Yeah, that’s a lengthy title, I know.
I was recently asked about the differences between a Chromebook and a laptop. My answer was that Chromebooks are more for online storage as opposed to hardware storage and that most functions require an internet connection. That didn’t really seem to help my friend who couldn’t decide what device to buy next. I thought it might be a good idea to compare these device as well as netbooks and tablets to see what the key differences are.
Essentially, a laptop is a portable PC that allows all the complex features you’d have on a desktop PC but without needing a large space to set it up. Laptops were created to fill that gaping hole in the market for portable PC’s. They were the first incarnation of this type of portable PC technology which has slowly dripped down, creating a market for even smaller devices.
If you own a laptop, you know that a lot of computing power is squeezed into this relatively small box. I say relatively because you’ll notice that as time goes on, your old laptop starts looking bigger and bigger. It has a keyboard, mouse, speakers, Wi-Fi (and more recently webcams and mics) all integrated into it. They also have a DVD/BluRay drive, making for a complete PC package for any potential project.
I had a very disappointing relationship with my old laptop that literally ended in flames after keeping it alive long past it’s inevitable death with various modifications. Since then the laptops I’ve bought have had a much needed increase in RAM, impressive storage capacity and quicker processors. This makes my laptop, my go to device to get work done.
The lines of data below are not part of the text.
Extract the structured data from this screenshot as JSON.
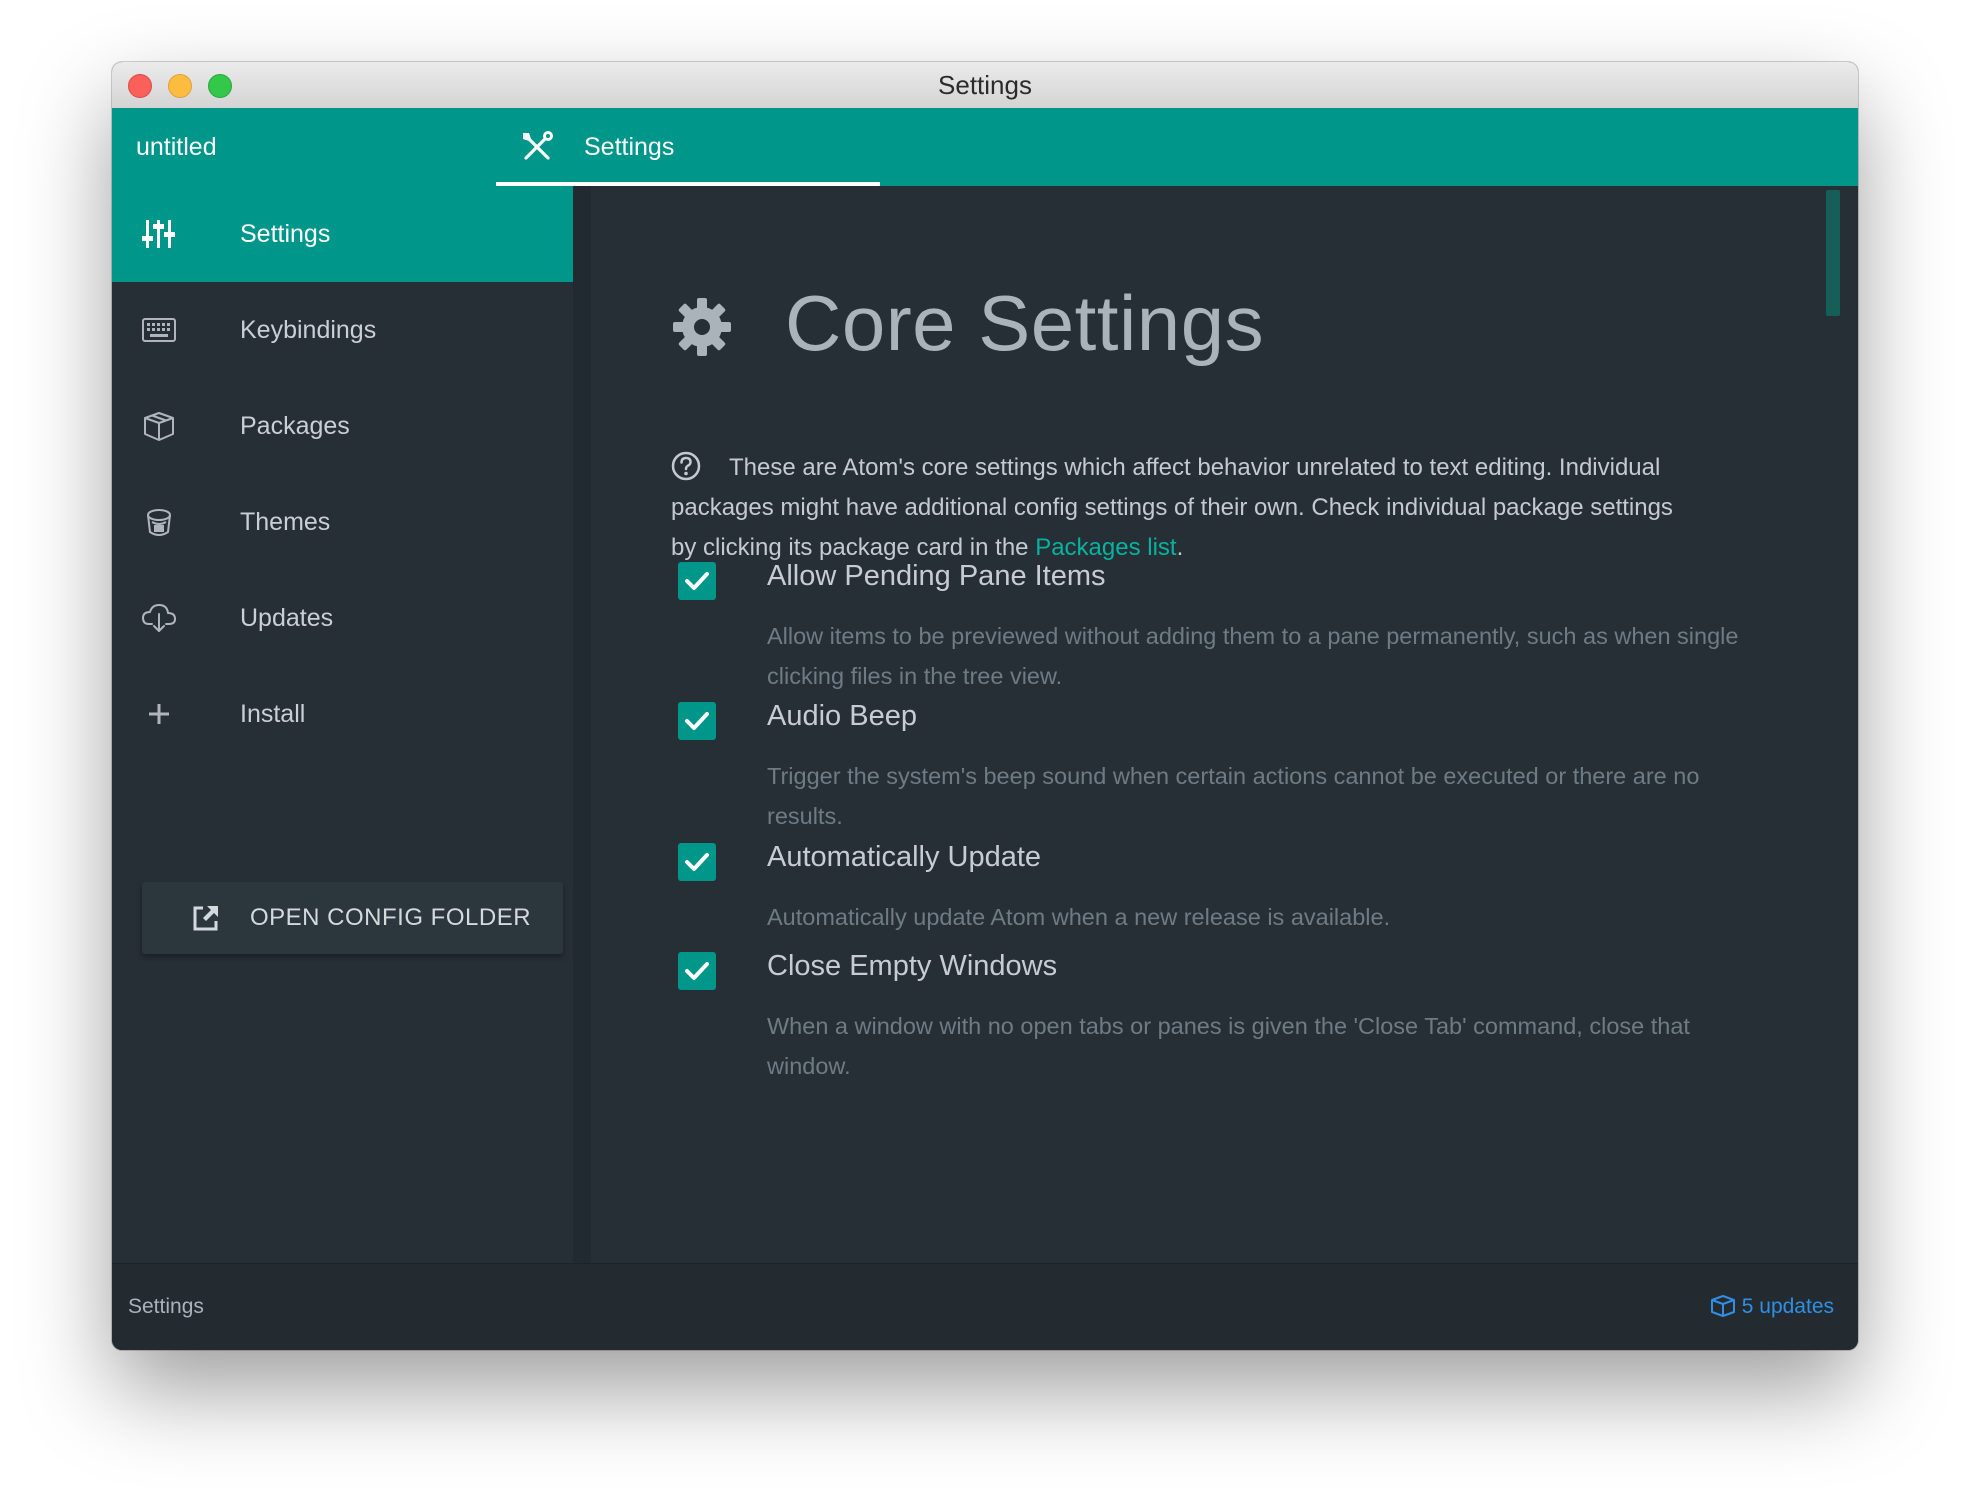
{
  "window": {
    "title": "Settings"
  },
  "tabs": [
    {
      "label": "untitled"
    },
    {
      "label": "Settings"
    }
  ],
  "sidebar": {
    "items": [
      {
        "label": "Settings",
        "icon": "sliders-icon"
      },
      {
        "label": "Keybindings",
        "icon": "keyboard-icon"
      },
      {
        "label": "Packages",
        "icon": "package-icon"
      },
      {
        "label": "Themes",
        "icon": "paintcan-icon"
      },
      {
        "label": "Updates",
        "icon": "cloud-download-icon"
      },
      {
        "label": "Install",
        "icon": "plus-icon"
      }
    ],
    "config_button": "OPEN CONFIG FOLDER"
  },
  "main": {
    "title": "Core Settings",
    "intro_text": "These are Atom's core settings which affect behavior unrelated to text editing. Individual packages might have additional config settings of their own. Check individual package settings by clicking its package card in the ",
    "intro_link": "Packages list",
    "intro_end": ".",
    "settings": [
      {
        "title": "Allow Pending Pane Items",
        "description": "Allow items to be previewed without adding them to a pane permanently, such as when single clicking files in the tree view.",
        "checked": true
      },
      {
        "title": "Audio Beep",
        "description": "Trigger the system's beep sound when certain actions cannot be executed or there are no results.",
        "checked": true
      },
      {
        "title": "Automatically Update",
        "description": "Automatically update Atom when a new release is available.",
        "checked": true
      },
      {
        "title": "Close Empty Windows",
        "description": "When a window with no open tabs or panes is given the 'Close Tab' command, close that window.",
        "checked": true
      }
    ]
  },
  "statusbar": {
    "left": "Settings",
    "updates": "5 updates"
  },
  "colors": {
    "accent": "#00978a",
    "background": "#262f36",
    "link": "#06b39f",
    "status_link": "#2f8fe4"
  }
}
Now with all that processing power, it takes a lot of energy to keep your laptop running and that’s where its Achilles Heel appears. Any laptop owner will know that annoying sound and popup to let you know that your laptop has been unplugged for too long. It’s become common to keep it plugged in at home.
It’s still a mystery to me how they can make faster laptops every year but my battery still lasts only 3 hours.
Newer laptops require more processing power which in turn require a larger battery. However, the larger battery still only gives minimal usage time on it. I’m still waiting for the day that I can get a full day’s work done without searching for a socket in my local coffee shop.
It took me a long time to accept netbooks as a viable alternative to laptops.
They are designed to be lighter and more portable than your average laptop. This is done by stripping certain features that, in this day and age, aren’t that necessary. By having less components to power, netbooks have a much better battery life compared to laptops.
Usually with netbooks, the CPU and GPU have been downgraded to something less powerful and they’ve been stripped of their DVD reader. This was my initial problem with netbooks. In the past all my software and games were on DVD’s which made the idea of owning a netbook nonsensical. They also didn’t have sufficient HDD space to hold the large amounts of random junk I install.
But netbooks have finally found their place in the mobile market. I honestly cannot remember the last time I used my DVD drive. Pretty much all software and games can be downloaded directly from the manufacturer’s site and installed without you ever needing to go out to store. Processing speeds and storage capacity on netbooks has also been increased to make them a worthwhile investment to get work done on the move.
If you get a lot of work done at your local Starbucks or travel a lot, a netbooks size and negligible weight make it perfect for the businessman/businesswoman.